_WHAT IS REQUIRED_
Within the data below, tally the lines that contain "folder" and state only the total.

═══ INPUT RECORDS

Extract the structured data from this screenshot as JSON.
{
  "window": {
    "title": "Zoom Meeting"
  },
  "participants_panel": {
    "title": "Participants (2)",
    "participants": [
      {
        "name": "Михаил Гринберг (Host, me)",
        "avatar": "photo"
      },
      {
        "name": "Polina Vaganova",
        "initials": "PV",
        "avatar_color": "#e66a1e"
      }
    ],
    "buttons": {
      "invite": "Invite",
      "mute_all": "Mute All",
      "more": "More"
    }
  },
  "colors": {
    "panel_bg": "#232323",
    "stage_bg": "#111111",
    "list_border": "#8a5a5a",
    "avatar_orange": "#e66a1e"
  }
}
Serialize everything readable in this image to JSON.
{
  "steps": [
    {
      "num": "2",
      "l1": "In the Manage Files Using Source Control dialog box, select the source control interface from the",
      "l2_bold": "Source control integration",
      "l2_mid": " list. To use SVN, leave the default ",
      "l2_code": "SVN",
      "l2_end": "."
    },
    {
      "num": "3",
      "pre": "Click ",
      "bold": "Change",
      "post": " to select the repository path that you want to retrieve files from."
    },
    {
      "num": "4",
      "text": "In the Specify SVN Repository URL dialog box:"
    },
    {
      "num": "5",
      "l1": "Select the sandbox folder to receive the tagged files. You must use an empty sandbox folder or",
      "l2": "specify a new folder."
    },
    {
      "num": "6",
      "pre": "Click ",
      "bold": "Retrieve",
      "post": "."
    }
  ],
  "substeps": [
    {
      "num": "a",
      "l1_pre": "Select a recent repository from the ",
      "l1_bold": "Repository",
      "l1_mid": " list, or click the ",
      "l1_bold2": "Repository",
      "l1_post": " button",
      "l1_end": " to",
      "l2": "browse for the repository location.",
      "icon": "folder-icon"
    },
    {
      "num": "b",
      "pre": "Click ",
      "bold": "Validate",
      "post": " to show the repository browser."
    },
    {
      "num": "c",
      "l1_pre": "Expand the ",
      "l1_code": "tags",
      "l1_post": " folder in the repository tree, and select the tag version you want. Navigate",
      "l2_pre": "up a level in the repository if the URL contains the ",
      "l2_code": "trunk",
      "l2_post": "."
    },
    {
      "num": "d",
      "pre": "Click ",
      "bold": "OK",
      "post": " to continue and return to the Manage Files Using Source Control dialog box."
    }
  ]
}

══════

_COMPLETED EXERCISE_
4